Exercise aim -
Every line in the records below that holds the word "code" is to be copied.

Information -
BEGIN
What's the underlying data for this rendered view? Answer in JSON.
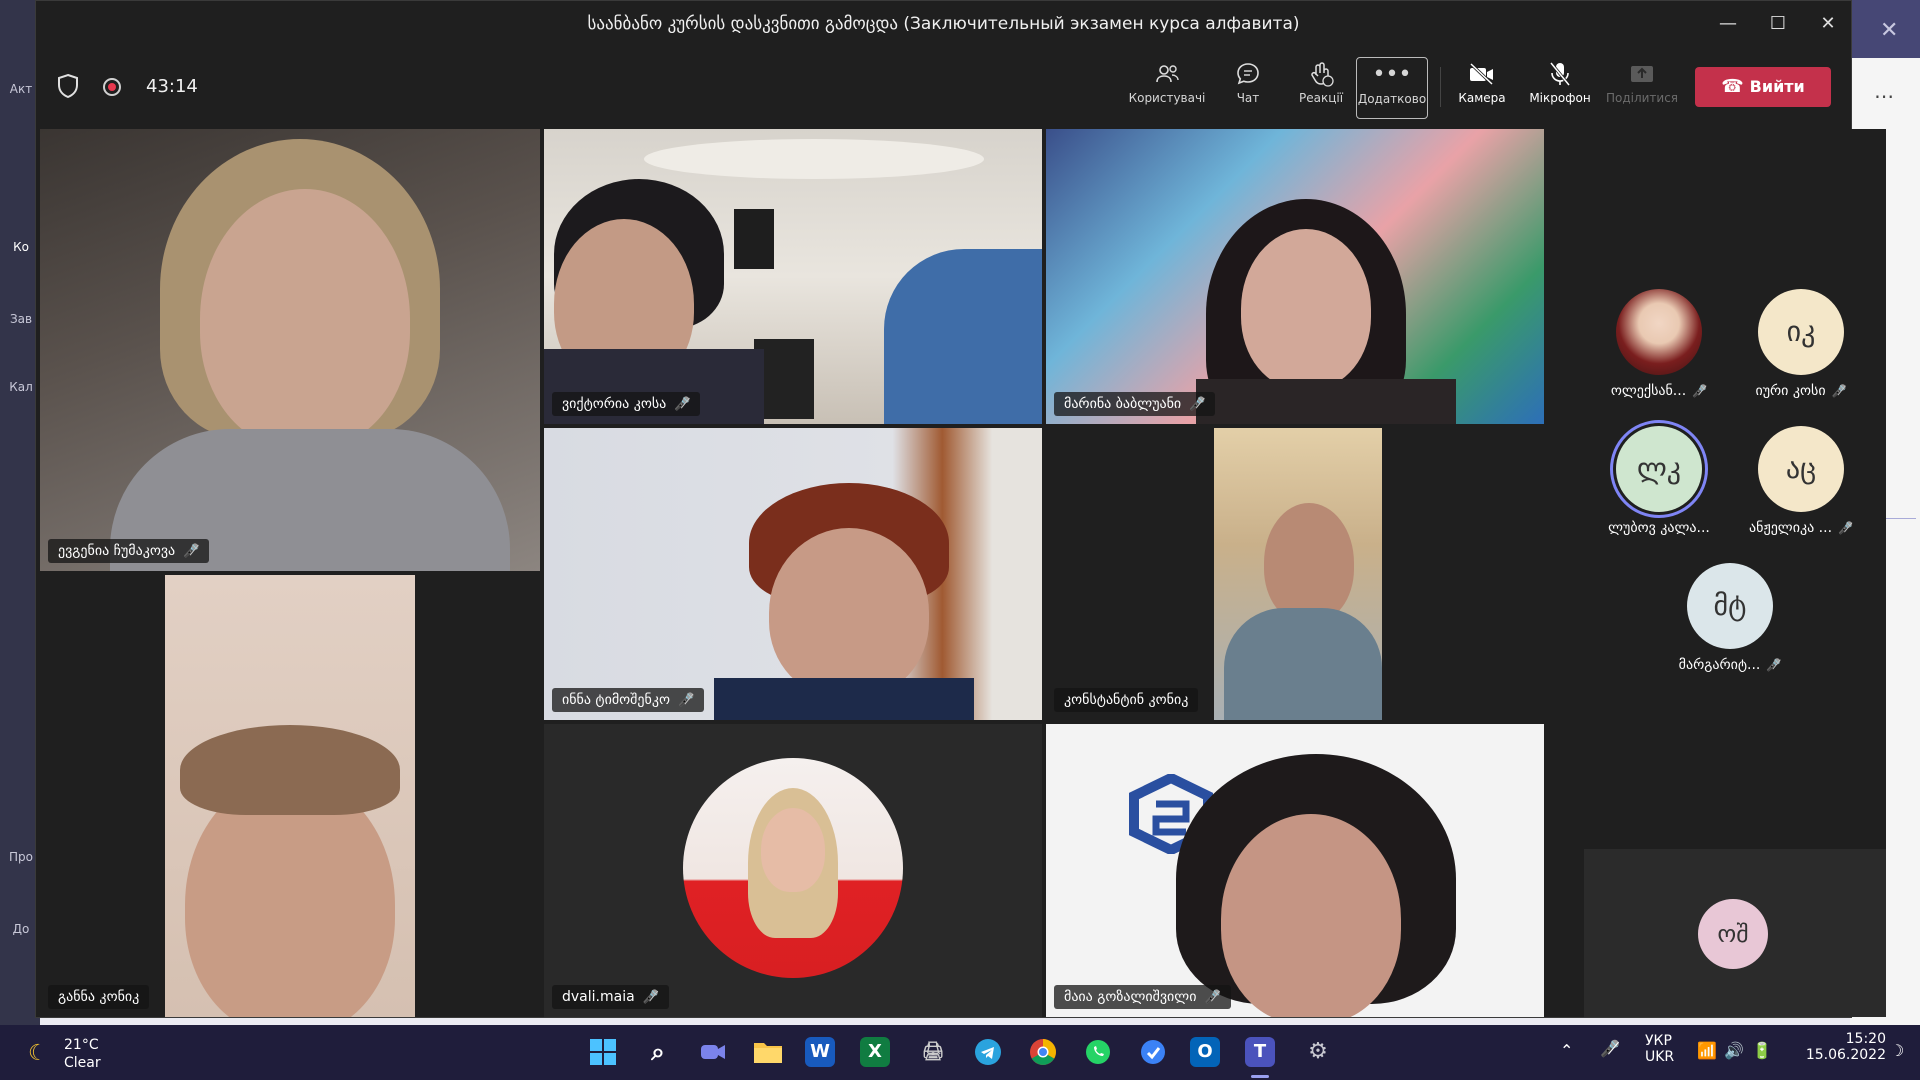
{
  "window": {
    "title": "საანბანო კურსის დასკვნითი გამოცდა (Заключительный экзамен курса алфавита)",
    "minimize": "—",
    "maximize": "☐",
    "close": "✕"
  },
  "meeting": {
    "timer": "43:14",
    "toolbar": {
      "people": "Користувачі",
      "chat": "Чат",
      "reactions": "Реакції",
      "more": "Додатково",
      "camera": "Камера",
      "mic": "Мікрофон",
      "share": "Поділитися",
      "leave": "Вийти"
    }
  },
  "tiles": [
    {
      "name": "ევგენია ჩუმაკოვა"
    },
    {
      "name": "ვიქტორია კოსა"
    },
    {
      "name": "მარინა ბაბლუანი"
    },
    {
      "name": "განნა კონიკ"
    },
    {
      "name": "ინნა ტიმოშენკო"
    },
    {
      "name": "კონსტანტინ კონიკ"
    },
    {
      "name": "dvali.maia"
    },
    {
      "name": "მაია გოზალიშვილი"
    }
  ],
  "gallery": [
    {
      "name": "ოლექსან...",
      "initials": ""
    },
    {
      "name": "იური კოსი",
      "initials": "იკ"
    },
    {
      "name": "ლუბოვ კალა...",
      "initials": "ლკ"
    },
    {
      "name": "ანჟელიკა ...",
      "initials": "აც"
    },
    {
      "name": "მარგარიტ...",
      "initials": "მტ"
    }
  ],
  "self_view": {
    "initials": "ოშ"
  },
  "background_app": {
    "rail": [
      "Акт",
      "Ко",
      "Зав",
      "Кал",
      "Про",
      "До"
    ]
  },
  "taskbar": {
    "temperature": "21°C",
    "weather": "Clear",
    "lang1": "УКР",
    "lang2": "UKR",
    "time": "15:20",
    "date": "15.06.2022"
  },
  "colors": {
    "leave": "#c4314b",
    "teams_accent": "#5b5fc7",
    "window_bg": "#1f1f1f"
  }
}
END
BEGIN
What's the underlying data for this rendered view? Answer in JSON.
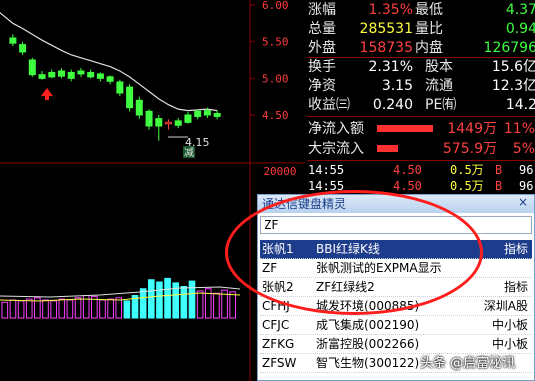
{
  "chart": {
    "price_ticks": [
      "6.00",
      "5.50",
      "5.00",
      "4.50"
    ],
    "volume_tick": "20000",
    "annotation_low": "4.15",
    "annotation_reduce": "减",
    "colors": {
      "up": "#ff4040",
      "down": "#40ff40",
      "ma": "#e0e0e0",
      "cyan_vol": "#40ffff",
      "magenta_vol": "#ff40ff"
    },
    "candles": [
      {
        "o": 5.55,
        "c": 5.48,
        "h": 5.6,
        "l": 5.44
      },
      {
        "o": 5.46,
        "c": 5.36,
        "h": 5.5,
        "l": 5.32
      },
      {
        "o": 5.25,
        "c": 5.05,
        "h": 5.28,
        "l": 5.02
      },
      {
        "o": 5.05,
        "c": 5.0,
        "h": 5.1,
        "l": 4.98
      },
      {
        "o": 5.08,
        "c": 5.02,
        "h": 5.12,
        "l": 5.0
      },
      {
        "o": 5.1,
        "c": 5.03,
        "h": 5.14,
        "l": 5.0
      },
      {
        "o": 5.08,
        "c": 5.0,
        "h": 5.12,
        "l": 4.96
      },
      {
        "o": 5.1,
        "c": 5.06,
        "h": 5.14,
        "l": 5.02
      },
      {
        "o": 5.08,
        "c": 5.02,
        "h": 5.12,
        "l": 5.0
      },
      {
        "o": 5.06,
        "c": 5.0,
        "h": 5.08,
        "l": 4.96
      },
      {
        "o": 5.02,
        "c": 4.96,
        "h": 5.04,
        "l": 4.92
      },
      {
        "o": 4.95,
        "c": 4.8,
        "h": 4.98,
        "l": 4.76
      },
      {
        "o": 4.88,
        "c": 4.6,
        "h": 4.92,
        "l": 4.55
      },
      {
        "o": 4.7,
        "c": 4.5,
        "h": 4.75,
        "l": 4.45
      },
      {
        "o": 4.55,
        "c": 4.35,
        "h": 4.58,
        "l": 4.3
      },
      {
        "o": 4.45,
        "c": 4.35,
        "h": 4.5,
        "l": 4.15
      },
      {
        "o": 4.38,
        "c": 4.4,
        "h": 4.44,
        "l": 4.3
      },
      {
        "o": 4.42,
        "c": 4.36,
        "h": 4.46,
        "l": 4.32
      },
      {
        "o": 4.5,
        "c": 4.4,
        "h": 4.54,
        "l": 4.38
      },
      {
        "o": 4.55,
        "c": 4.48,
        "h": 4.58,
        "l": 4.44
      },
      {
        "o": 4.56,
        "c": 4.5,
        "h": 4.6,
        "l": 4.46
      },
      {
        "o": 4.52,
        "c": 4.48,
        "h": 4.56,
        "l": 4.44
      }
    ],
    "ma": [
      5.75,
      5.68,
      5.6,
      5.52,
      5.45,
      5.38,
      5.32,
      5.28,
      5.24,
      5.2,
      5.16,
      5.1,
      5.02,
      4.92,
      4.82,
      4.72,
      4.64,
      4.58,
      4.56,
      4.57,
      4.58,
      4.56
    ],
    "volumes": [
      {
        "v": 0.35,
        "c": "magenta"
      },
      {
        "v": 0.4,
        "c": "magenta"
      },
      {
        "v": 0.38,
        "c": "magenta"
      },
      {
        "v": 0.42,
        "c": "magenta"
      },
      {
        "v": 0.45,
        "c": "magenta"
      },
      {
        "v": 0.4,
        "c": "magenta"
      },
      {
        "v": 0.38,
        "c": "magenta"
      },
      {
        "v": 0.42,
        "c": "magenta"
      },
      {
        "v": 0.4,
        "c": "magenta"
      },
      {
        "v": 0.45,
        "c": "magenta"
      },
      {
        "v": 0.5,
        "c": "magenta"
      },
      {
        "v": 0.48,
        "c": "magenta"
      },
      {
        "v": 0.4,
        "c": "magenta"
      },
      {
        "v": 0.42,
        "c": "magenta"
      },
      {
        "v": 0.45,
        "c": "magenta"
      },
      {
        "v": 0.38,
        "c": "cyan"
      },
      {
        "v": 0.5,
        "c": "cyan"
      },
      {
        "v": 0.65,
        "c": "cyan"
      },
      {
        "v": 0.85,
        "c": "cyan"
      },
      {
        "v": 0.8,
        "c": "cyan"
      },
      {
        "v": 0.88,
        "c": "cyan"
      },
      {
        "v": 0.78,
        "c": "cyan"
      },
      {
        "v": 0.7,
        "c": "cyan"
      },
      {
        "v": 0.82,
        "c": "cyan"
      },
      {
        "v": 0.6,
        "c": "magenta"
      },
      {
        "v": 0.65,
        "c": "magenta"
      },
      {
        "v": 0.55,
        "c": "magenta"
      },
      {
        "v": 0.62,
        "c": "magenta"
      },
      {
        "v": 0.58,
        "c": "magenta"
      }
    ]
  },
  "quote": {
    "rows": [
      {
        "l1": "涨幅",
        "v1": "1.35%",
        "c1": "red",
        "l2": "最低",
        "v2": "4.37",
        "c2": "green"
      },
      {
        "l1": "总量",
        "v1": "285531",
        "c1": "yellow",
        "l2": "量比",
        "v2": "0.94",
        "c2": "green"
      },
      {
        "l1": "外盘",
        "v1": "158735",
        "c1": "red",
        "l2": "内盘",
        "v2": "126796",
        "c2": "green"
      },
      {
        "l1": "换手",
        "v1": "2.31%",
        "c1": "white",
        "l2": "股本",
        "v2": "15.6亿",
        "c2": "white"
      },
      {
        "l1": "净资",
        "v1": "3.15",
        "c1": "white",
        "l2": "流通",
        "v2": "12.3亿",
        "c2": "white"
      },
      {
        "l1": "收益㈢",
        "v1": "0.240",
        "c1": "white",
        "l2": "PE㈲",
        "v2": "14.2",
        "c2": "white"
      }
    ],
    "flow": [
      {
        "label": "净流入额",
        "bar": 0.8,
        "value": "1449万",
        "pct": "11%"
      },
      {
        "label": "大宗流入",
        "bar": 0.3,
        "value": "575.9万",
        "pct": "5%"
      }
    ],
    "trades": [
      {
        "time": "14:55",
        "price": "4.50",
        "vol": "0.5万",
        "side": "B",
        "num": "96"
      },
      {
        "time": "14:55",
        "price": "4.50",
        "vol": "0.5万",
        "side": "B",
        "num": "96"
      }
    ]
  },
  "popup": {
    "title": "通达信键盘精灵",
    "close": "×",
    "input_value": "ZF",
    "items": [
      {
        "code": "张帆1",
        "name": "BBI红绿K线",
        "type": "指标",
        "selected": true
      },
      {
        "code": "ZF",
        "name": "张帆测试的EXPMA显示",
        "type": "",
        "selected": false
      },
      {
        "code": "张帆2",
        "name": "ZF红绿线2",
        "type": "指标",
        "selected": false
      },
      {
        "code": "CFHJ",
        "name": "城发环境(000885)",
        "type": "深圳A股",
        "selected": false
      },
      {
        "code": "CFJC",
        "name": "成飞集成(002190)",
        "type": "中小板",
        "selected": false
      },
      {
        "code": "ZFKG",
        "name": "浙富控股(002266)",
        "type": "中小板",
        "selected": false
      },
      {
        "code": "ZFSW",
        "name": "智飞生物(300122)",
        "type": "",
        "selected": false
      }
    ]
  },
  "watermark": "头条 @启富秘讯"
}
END
Your solution -
        "code": "张帆1",
        "code": "ZF",
        "code": "张帆2",
        "code": "CFHJ",
        "code": "CFJC",
        "code": "ZFKG",
        "code": "ZFSW",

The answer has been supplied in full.